That is a lot of bad roster management, and it is wasting what might be some of McDavid’s best years in the league.

Cam Talbot can’t get a break

Literally, he can not get a night off.

The Oilers’ goals against numbers improved dramatically a season ago and a lot of credit for that improvement was directed toward the additions of Larsson and Russel. The reality is that a lot of it had to do with Talbot helping to solidify the goaltending position.

His save percentage wasn’t anything spectacular and at .917 was fairly close to the league average. But Talbot played 72 games and if you can get average to slightly above league average goaltending for 72 games that is going to be a positive value to your team, especially with where the Oilers were coming from in recent seasons. His performance, combined with his durability to play that many games, probably shaved 15 goals off the Oilers’ goals against totals.

Talbot has not been as strong so far this season, and given that he has already played a league-high 19 games you have to wonder if maybe that workload is starting to catch up with him.

Since the start of the 2016-17 season Talbot has played in 93 regular season games. Only three other goalies have played in more than 80 and only one (Frederik Andersen, 85) has played in more than 83. He has faced 2,688 shots.

That does not include the 13 playoff games and 437 shots he faced in the playoffs. That is a ton of work for a goalie over a season-and-a-quarter.

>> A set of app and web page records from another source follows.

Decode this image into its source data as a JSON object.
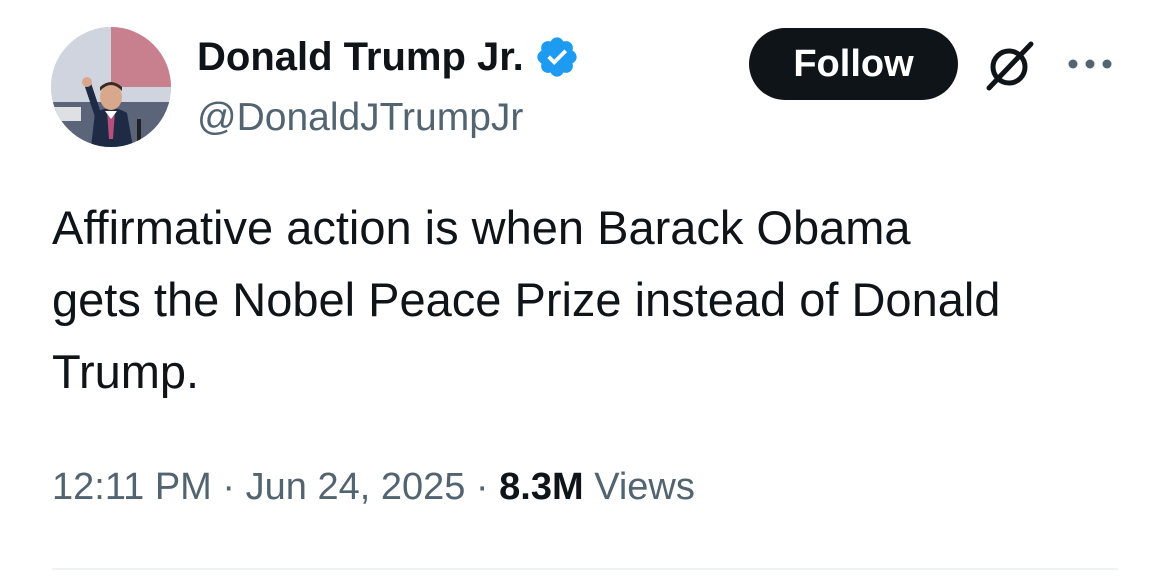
{
  "author": {
    "display_name": "Donald Trump Jr.",
    "handle": "@DonaldJTrumpJr",
    "verified": true,
    "avatar_icon": "profile-photo"
  },
  "actions": {
    "follow_label": "Follow",
    "grok_icon": "grok-icon",
    "more_icon": "more-options-icon"
  },
  "tweet": {
    "text": "Affirmative action is when Barack Obama\ngets the Nobel Peace Prize instead of Donald\nTrump."
  },
  "meta": {
    "time": "12:11 PM",
    "separator1": " · ",
    "date": "Jun 24, 2025",
    "separator2": " · ",
    "views_count": "8.3M",
    "views_label": " Views"
  },
  "colors": {
    "text_primary": "#0f1419",
    "text_secondary": "#536471",
    "verified_blue": "#1d9bf0",
    "button_bg": "#0f1419",
    "divider": "#eff3f4"
  }
}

The Oilers have no adequate backup that can give him any sort of a break.

Lucky or unlucky?

There does seem to be an element of some bad luck to the Oilers’ struggles this season. Their possession and shot attempt numbers are among the best in the league, and they do seem to be struggling with some poor percentages on the offensive end.

When it comes to the save percentage numbers and Talbot’s struggles it is worth wondering if that extensive workload over the past two seasons has started to wear him down.

It is also worth wondering if they had a lot of players play over their heads a season ago, specifically when it came to players like Patrick Maroon and Mark Letestu. That duo combined for 43 goals a season ago. They have combined for 8 so far this season. That puts them on pace for about 15 over 82 games. Combine that with the offense they are losing going from Eberle to Strome, as well as the absence of Hall and that is a big chunk of offense going away and helps explain how a team with Connor McDavid, Leon Draisaitl and Ryan Nugent-Hopkings all averaging close to a point-per-game is 26th in the league in goals scored.

You might be reading all of this and thinking to yourself, relax, Gretz, it’s only Thanksgiving. Still a lot of hockey left to be played. Sure, there is a lot of hockey remaining in the season. The problem for teams like the Oilers is NHL history tells us the standings do not tend to change much once the calendar rolls over to December. Currently the Oilers are already seven points out of a wild card spot in the Western Conference and eight points out of one of the three playoff spots in the Pacific Division.

Points are difficult to make up as the season goes on and teams that are already this far out do not tend to make them up.

Perhaps the Stanley Cup for this Oilers team was a little too premature, mainly because they have managed to squander any chance of building a competitive team around the best player in the world through some terrible roster management.

Adam Gretz is a writer for Pro Hockey Talk on NBC Sports. Drop him a line at phtblog@nbcsports.com or follow him on Twitter @AGretz.